> _What you will do_
Filter the material below down to the lines with the word "true" and give those lines.

====== Supplied material

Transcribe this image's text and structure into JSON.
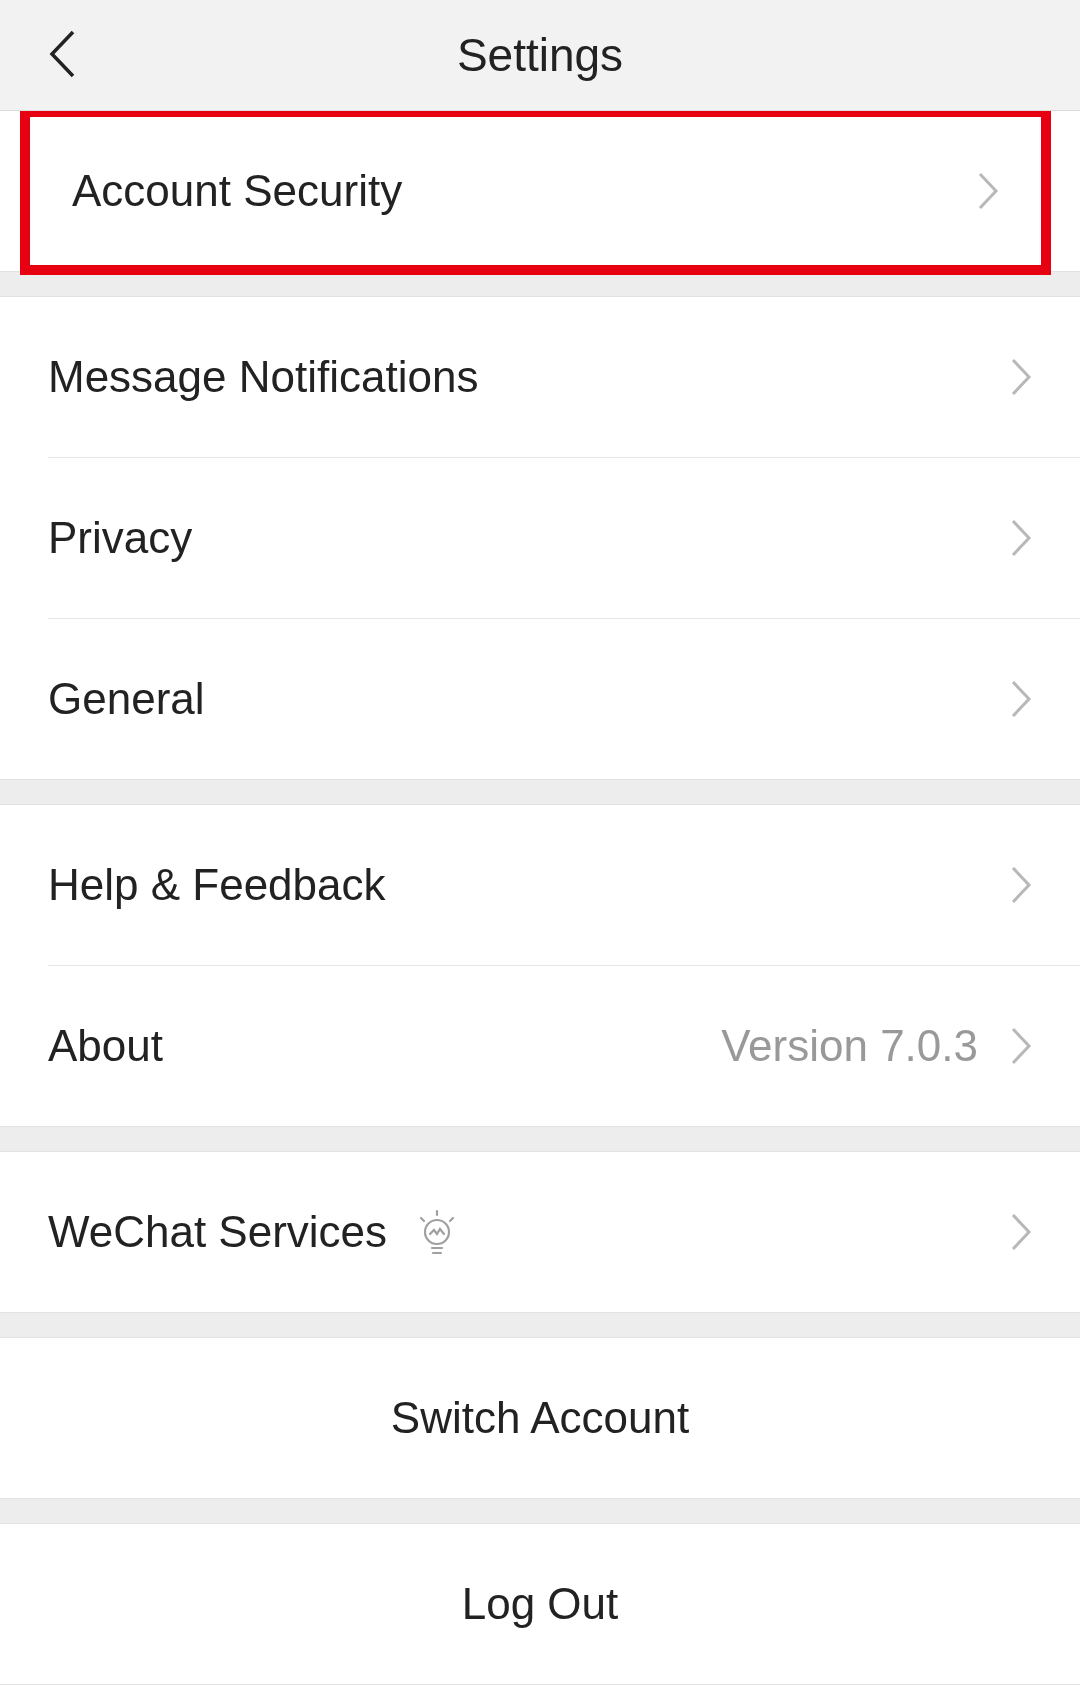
{
  "header": {
    "title": "Settings"
  },
  "groups": [
    {
      "items": [
        {
          "kind": "link",
          "label": "Account Security",
          "highlighted": true
        }
      ]
    },
    {
      "items": [
        {
          "kind": "link",
          "label": "Message Notifications",
          "highlighted": false
        },
        {
          "kind": "link",
          "label": "Privacy",
          "highlighted": false
        },
        {
          "kind": "link",
          "label": "General",
          "highlighted": false
        }
      ]
    },
    {
      "items": [
        {
          "kind": "link",
          "label": "Help & Feedback",
          "highlighted": false
        },
        {
          "kind": "link",
          "label": "About",
          "value": "Version 7.0.3",
          "highlighted": false
        }
      ]
    },
    {
      "items": [
        {
          "kind": "link_icon",
          "label": "WeChat Services",
          "highlighted": false
        }
      ]
    },
    {
      "items": [
        {
          "kind": "action",
          "label": "Switch Account",
          "highlighted": false
        }
      ]
    },
    {
      "items": [
        {
          "kind": "action",
          "label": "Log Out",
          "highlighted": false
        }
      ]
    }
  ]
}
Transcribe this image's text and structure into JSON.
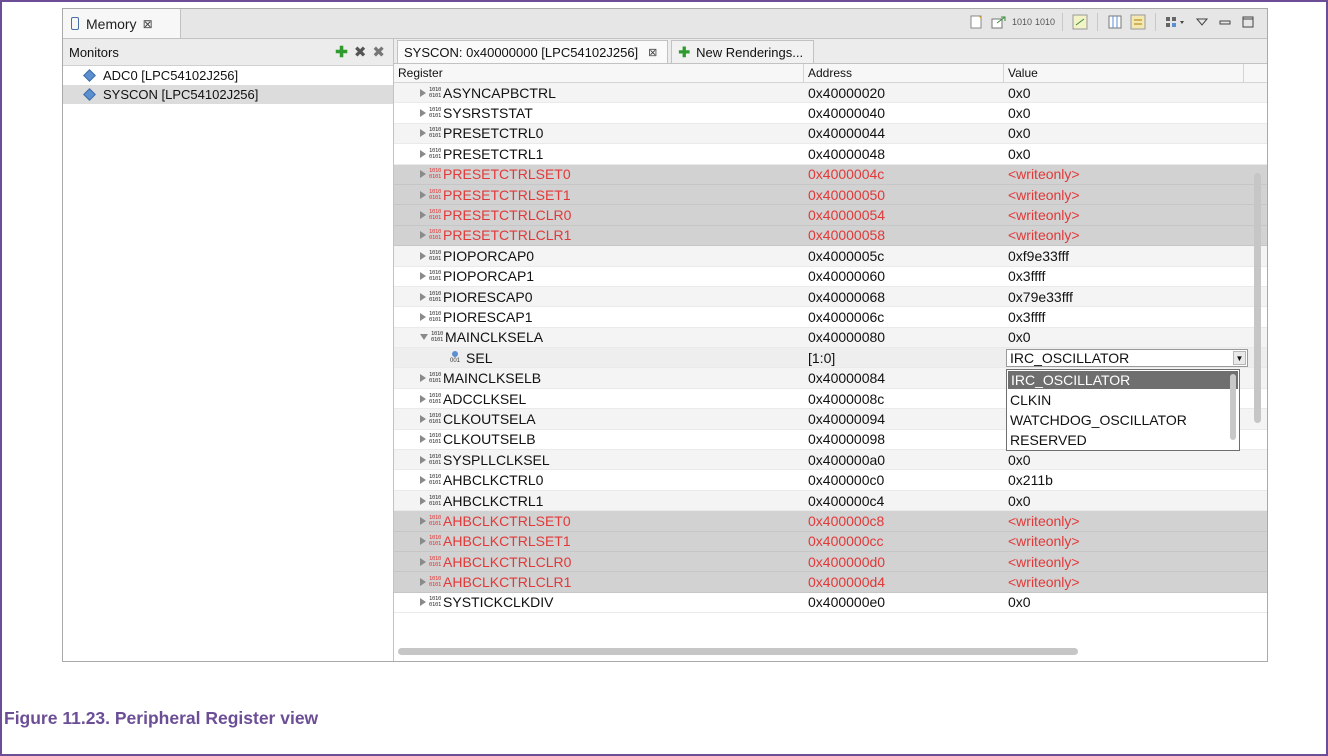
{
  "view": {
    "title": "Memory"
  },
  "monitors": {
    "header": "Monitors",
    "items": [
      {
        "label": "ADC0 [LPC54102J256]",
        "selected": false
      },
      {
        "label": "SYSCON [LPC54102J256]",
        "selected": true
      }
    ]
  },
  "rendering_tabs": [
    {
      "label": "SYSCON: 0x40000000 [LPC54102J256]",
      "active": true
    },
    {
      "label": "New Renderings...",
      "active": false
    }
  ],
  "columns": {
    "register": "Register",
    "address": "Address",
    "value": "Value"
  },
  "rows": [
    {
      "name": "ASYNCAPBCTRL",
      "address": "0x40000020",
      "value": "0x0",
      "type": "reg"
    },
    {
      "name": "SYSRSTSTAT",
      "address": "0x40000040",
      "value": "0x0",
      "type": "reg"
    },
    {
      "name": "PRESETCTRL0",
      "address": "0x40000044",
      "value": "0x0",
      "type": "reg"
    },
    {
      "name": "PRESETCTRL1",
      "address": "0x40000048",
      "value": "0x0",
      "type": "reg"
    },
    {
      "name": "PRESETCTRLSET0",
      "address": "0x4000004c",
      "value": "<writeonly>",
      "type": "wo"
    },
    {
      "name": "PRESETCTRLSET1",
      "address": "0x40000050",
      "value": "<writeonly>",
      "type": "wo"
    },
    {
      "name": "PRESETCTRLCLR0",
      "address": "0x40000054",
      "value": "<writeonly>",
      "type": "wo"
    },
    {
      "name": "PRESETCTRLCLR1",
      "address": "0x40000058",
      "value": "<writeonly>",
      "type": "wo"
    },
    {
      "name": "PIOPORCAP0",
      "address": "0x4000005c",
      "value": "0xf9e33fff",
      "type": "reg"
    },
    {
      "name": "PIOPORCAP1",
      "address": "0x40000060",
      "value": "0x3ffff",
      "type": "reg"
    },
    {
      "name": "PIORESCAP0",
      "address": "0x40000068",
      "value": "0x79e33fff",
      "type": "reg"
    },
    {
      "name": "PIORESCAP1",
      "address": "0x4000006c",
      "value": "0x3ffff",
      "type": "reg"
    },
    {
      "name": "MAINCLKSELA",
      "address": "0x40000080",
      "value": "0x0",
      "type": "expanded"
    },
    {
      "name": "SEL",
      "address": "[1:0]",
      "value": "",
      "type": "field"
    },
    {
      "name": "MAINCLKSELB",
      "address": "0x40000084",
      "value": "",
      "type": "reg"
    },
    {
      "name": "ADCCLKSEL",
      "address": "0x4000008c",
      "value": "",
      "type": "reg"
    },
    {
      "name": "CLKOUTSELA",
      "address": "0x40000094",
      "value": "",
      "type": "reg"
    },
    {
      "name": "CLKOUTSELB",
      "address": "0x40000098",
      "value": "",
      "type": "reg"
    },
    {
      "name": "SYSPLLCLKSEL",
      "address": "0x400000a0",
      "value": "0x0",
      "type": "reg"
    },
    {
      "name": "AHBCLKCTRL0",
      "address": "0x400000c0",
      "value": "0x211b",
      "type": "reg"
    },
    {
      "name": "AHBCLKCTRL1",
      "address": "0x400000c4",
      "value": "0x0",
      "type": "reg"
    },
    {
      "name": "AHBCLKCTRLSET0",
      "address": "0x400000c8",
      "value": "<writeonly>",
      "type": "wo"
    },
    {
      "name": "AHBCLKCTRLSET1",
      "address": "0x400000cc",
      "value": "<writeonly>",
      "type": "wo"
    },
    {
      "name": "AHBCLKCTRLCLR0",
      "address": "0x400000d0",
      "value": "<writeonly>",
      "type": "wo"
    },
    {
      "name": "AHBCLKCTRLCLR1",
      "address": "0x400000d4",
      "value": "<writeonly>",
      "type": "wo"
    },
    {
      "name": "SYSTICKCLKDIV",
      "address": "0x400000e0",
      "value": "0x0",
      "type": "reg"
    }
  ],
  "sel_combo": {
    "value": "IRC_OSCILLATOR",
    "options": [
      {
        "label": "IRC_OSCILLATOR",
        "highlighted": true
      },
      {
        "label": "CLKIN",
        "highlighted": false
      },
      {
        "label": "WATCHDOG_OSCILLATOR",
        "highlighted": false
      },
      {
        "label": "RESERVED",
        "highlighted": false
      }
    ]
  },
  "colors": {
    "writeonly_text": "#e23838",
    "caption": "#6b4e96",
    "add_green": "#2f9b2f"
  },
  "caption": "Figure 11.23. Peripheral Register view"
}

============

> _Response_
          "highlighted": true
        "selected": true
      "active": true
        "highlighted": true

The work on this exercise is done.